=== Problem to solve ===
Examine the data below and state how many lines contain "Match", offering no other words.

Web page and app entries
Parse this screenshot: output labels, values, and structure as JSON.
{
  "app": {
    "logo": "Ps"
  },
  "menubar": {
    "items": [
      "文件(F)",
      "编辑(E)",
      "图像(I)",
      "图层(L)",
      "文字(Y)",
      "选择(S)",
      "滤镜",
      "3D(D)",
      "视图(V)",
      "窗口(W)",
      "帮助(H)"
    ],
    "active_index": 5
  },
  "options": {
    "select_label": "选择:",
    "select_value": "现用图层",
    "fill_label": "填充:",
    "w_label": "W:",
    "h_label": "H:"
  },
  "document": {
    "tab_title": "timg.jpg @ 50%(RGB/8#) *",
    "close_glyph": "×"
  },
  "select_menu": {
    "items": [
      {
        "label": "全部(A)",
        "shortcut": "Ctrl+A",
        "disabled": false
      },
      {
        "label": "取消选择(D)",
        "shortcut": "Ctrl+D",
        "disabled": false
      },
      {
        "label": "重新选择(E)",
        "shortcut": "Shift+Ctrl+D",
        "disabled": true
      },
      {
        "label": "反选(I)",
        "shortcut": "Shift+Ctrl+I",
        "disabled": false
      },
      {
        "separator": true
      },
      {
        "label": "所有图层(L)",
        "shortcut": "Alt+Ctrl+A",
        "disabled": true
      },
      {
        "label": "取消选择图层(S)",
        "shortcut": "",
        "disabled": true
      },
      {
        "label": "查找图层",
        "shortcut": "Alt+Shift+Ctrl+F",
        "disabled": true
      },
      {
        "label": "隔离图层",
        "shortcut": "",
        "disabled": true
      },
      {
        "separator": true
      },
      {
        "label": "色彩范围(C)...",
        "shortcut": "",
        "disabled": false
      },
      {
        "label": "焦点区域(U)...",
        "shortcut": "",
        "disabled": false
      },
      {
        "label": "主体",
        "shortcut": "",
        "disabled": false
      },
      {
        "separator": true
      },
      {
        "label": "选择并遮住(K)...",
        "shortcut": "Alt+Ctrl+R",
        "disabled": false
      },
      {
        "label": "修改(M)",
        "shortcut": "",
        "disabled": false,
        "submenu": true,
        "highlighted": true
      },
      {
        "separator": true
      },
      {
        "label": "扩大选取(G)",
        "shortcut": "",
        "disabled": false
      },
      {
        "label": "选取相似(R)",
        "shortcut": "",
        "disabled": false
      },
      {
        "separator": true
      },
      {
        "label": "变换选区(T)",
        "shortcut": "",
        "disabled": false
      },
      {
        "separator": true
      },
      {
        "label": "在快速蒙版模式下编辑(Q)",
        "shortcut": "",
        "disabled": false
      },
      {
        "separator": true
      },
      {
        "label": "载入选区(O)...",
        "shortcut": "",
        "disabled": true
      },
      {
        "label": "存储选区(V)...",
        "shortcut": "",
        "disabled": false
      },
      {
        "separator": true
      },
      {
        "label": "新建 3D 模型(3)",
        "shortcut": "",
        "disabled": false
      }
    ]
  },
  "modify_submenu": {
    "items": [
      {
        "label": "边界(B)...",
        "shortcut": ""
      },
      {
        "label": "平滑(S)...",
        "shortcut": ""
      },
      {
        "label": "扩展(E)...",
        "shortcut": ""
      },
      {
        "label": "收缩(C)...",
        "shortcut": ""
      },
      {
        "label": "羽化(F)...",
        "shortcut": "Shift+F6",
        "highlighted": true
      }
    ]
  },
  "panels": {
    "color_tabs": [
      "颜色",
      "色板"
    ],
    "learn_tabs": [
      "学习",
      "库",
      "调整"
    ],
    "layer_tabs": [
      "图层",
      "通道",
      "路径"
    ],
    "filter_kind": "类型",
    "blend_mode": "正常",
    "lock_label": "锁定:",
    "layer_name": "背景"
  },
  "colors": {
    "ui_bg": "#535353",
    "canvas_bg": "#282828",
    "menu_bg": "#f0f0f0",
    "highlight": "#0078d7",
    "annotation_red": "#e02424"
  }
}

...

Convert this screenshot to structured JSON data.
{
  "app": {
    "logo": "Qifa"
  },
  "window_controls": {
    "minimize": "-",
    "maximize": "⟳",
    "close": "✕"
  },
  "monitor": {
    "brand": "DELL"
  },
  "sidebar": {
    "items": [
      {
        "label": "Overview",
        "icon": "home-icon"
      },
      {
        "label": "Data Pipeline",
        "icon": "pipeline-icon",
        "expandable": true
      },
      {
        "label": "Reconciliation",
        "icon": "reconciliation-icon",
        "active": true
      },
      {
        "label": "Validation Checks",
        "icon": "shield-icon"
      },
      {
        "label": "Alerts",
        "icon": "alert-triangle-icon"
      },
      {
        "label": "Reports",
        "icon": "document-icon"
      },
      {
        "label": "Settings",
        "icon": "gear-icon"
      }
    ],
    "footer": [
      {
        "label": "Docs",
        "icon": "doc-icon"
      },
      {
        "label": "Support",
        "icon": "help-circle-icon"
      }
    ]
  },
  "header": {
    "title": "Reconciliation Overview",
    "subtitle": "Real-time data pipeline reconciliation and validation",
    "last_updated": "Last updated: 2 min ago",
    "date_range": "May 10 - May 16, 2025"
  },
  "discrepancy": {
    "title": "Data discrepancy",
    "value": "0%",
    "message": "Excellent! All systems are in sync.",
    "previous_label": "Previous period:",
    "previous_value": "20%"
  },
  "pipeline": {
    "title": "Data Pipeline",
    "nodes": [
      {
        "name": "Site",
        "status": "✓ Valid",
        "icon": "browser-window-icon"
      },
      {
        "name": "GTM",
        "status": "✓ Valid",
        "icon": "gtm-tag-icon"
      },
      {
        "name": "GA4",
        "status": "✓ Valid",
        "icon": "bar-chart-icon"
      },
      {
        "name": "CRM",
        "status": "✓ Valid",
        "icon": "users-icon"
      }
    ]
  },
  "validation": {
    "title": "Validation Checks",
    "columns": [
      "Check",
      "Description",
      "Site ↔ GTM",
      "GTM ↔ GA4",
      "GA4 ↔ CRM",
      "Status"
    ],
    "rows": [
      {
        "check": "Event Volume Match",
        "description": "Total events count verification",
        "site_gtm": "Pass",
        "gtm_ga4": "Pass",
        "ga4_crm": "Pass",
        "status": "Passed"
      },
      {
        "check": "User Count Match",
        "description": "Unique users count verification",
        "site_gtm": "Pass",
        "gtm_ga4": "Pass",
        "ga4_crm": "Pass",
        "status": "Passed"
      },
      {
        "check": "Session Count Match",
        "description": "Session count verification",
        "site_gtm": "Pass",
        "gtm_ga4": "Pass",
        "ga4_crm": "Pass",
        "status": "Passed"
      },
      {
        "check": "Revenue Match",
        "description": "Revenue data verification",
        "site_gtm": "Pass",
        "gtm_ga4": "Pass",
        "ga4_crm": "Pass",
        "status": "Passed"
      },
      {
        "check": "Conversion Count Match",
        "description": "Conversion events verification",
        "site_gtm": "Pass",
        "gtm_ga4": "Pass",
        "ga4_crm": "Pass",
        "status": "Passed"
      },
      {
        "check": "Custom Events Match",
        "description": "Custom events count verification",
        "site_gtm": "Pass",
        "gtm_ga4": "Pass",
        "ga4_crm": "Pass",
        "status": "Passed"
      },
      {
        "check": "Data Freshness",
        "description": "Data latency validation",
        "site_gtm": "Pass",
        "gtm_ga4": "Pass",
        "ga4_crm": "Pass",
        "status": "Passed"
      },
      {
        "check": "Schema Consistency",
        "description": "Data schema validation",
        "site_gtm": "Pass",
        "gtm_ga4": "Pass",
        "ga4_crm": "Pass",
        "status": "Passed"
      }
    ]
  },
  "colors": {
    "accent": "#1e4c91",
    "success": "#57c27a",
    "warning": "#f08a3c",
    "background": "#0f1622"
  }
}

=== Final answer ===
6